The final and last day began with a mid-morning hike up one of the mountains that borders Cali to the west that is topped with three giant crosses. Another teacher friend, Lisa, joined us and we made it up and down in roughly two hours. The view of the smog-covered city was as beautiful as a dead rose but when you come from the flat mid-west, anything from high up is impressive.

We then headed home, had some breakfast, showered, and headed to the mall to do what Americans do best: be consumers. Jamie got her nails done and was really impressed with the tiny flowers painted across her big toes.
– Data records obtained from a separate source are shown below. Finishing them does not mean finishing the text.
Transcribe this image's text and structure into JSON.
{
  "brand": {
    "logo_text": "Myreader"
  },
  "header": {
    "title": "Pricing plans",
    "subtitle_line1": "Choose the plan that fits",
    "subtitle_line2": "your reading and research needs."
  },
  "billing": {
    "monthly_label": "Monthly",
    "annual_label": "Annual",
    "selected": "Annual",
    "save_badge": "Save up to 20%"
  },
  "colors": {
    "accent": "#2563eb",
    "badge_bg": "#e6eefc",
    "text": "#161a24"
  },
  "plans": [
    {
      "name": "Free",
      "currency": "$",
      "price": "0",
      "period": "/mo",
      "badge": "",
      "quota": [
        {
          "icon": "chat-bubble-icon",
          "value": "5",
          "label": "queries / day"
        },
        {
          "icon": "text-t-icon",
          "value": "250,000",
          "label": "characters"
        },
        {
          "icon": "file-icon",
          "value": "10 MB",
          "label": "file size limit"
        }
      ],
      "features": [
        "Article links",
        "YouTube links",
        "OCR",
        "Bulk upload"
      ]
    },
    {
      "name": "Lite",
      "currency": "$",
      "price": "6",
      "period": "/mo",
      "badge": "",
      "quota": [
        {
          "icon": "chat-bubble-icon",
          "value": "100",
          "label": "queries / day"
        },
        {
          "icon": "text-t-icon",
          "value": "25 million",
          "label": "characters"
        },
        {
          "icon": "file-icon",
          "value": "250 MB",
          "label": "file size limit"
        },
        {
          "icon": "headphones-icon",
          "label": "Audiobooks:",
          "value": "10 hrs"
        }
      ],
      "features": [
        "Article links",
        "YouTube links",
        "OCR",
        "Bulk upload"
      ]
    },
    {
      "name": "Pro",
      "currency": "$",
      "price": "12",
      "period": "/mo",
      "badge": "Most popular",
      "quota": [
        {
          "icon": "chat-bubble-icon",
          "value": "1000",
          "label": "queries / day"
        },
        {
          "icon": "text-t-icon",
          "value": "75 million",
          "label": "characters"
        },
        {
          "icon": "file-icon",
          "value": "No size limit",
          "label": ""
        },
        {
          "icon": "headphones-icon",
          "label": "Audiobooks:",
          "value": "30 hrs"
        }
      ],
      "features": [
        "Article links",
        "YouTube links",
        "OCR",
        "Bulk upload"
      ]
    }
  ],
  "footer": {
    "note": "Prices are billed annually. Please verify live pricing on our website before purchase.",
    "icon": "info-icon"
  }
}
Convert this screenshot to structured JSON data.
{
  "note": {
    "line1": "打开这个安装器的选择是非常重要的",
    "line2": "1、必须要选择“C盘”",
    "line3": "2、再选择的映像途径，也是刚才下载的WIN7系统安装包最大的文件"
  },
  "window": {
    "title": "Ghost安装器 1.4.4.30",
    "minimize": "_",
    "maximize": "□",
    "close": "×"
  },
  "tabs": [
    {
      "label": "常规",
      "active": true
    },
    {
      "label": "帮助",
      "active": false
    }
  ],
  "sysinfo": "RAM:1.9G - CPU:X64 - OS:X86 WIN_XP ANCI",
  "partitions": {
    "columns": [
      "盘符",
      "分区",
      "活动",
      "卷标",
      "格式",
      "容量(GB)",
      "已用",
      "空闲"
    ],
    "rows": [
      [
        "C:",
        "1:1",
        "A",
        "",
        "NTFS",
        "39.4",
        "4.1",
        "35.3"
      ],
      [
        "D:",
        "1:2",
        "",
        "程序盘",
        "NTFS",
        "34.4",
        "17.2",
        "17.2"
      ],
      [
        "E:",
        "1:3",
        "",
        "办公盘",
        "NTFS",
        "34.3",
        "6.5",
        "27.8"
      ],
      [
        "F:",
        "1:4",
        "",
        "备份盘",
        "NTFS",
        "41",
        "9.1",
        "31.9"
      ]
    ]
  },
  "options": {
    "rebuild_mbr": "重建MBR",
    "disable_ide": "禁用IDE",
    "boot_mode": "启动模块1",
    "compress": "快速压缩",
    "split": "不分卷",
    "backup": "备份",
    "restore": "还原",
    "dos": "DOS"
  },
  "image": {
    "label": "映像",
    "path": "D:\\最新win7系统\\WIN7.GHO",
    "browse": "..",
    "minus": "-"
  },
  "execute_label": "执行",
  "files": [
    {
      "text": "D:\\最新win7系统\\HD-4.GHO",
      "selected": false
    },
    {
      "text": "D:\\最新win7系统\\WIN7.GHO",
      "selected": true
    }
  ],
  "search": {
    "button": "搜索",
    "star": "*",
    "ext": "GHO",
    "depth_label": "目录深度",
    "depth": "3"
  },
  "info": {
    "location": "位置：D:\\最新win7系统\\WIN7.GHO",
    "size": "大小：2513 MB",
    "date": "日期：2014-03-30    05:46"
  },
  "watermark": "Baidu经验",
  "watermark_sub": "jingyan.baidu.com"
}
I believe the quote later that night was, "Let's all just stop and look at my feet!" After spotting some Colombian "plastic," including the ever-elusive butt implant, we headed to get some dinner at a restaurant owned by the family of one of my students. On the way there we ran into another student (who ran out of a restaurant just to say hello, incidentally) and Rolland and Jamie got to witness the always awkward "kiss-hello with your student" scenario.

Dinner was delicious and I decided I really do need to go there more often. I invited a teaching couple from Wisconsin along, Sarah and Justin, to talk about Santa Marta and the surrounding area of the Colombian Caribbean coast, as that is where Rolland and Jamie were headed for the second leg of their Colombian adventure. (The 'Sconies had recently visited the area over Thanksgiving ergo...)

The last thing I remember about my dear brother's visit was stumbling down the stairs of my building to let the driver know they were coming in my sleepy 5am stupor. I even tried talking to him in Spanish and attempted to figure out what happened on Friday at the airport when they arrived. If I got a response, I don't recall. Too early to be functioning in another language.

Overall it was a fantastic visit and I am currently exhausted from playing tour guide all weekend but so glad I did. So, who's next...?